Cops cuffed three Coney Island residents on Wednesday for allegedly scamming their way into cheap apartments at a highly sought-after Coney Island cooperative.
The suspects submitted forged letters, birth and marriage certificates, and bank records to fool officials at the City Department of Housing Preservation and Development into believing they were relatives of previous tenants at the Luna Park Housing Cooperative, allowing them to “inherit” their units and skip the decades-long waitlist for housing at the coveted Mitchell-Lama, according to District Attorney Eric Gonzelez.
The arrests come four months after police cuffed three board members at the Luna Park Housing Corporation — the body which manages the sprawling, five-story complex housing 6,000 people — for spearheading the scheme. Those defendants were accused of helping applicants forge documents to obtain the coveted apartments in exchange for steep bribes totaling $874,000, which the women allegedly spent on luxury goods.
On Thursday, Gonzalez slammed the three defendants for the scam that ultimately robbed deserving low-income families of affordable housing, claiming some applicants have been waiting for an apartment at the Mitchell-Lama since the early 90s.
“Their alleged actions deprived honest, law-abiding home seekers a chance to obtain affordable housing, so we will now seek to bring these defendants to justice for their respective roles in this alleged corrupt scheme,” he said.
Two of the defendants — age 40 and 71 — allegedly conspired to illegally transfer an apartment by providing a fake letter, marriage and birth certificates, and bank records between 2015 and 2016 to prove that the 71-year-old tenant was the mother of the younger suspect.

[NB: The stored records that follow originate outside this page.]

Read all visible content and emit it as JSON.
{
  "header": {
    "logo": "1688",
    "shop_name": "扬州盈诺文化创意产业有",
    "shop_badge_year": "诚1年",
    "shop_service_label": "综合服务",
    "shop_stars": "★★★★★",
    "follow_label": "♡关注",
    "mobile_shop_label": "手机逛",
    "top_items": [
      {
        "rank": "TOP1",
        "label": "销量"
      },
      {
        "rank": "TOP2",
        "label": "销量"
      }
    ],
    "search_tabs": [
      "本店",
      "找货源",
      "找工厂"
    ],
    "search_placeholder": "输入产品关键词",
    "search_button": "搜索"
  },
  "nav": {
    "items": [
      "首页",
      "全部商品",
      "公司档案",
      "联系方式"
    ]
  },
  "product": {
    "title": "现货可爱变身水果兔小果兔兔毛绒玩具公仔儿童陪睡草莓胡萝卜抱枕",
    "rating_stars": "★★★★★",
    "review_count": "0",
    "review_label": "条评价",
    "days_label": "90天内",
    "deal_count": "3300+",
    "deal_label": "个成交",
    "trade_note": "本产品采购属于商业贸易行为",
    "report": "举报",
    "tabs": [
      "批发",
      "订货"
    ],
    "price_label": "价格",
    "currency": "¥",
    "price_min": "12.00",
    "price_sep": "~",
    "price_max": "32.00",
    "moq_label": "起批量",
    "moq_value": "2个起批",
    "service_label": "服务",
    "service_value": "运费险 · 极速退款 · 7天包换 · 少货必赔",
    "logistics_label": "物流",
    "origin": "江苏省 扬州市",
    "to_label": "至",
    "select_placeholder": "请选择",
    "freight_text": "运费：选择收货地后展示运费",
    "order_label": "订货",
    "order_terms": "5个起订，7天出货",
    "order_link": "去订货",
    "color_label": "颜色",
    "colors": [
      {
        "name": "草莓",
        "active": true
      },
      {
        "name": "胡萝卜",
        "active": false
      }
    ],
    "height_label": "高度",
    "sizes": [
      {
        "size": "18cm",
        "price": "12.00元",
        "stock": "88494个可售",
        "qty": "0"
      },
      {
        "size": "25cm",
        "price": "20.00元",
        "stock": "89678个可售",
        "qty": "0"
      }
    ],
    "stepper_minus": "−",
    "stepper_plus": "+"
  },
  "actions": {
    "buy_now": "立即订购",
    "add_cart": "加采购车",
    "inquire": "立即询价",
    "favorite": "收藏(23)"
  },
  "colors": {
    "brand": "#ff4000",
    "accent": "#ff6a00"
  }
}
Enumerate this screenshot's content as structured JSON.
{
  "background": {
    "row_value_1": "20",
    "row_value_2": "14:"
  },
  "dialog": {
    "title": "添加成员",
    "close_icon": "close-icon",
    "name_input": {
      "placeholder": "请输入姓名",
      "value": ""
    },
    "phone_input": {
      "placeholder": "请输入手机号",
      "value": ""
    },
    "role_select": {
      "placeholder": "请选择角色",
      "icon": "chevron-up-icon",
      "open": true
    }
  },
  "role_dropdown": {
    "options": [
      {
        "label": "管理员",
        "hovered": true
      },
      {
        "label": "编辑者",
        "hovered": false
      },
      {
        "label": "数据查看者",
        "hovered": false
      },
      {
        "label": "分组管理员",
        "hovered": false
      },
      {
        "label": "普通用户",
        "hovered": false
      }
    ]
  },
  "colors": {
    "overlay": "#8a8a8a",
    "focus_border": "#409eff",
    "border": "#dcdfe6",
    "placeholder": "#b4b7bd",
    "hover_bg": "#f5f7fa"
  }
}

The third defendant, 64, provided similar fake documentation to prove that he had resided in another unit for over a year and that he was the brother of the apartment’s previous tenant.
On Oct. 16, Brooklyn Criminal Court Judge Michael Yavinsky arraigned the suspects and charged them with multiple counts of second-degree criminal possession of a forged instrument, first-degree offering a false instrument for filing, first-degree falsifying business records and one count of second-degree making an apparently sworn false statement. The defendants were released on bail, and will return to court in December.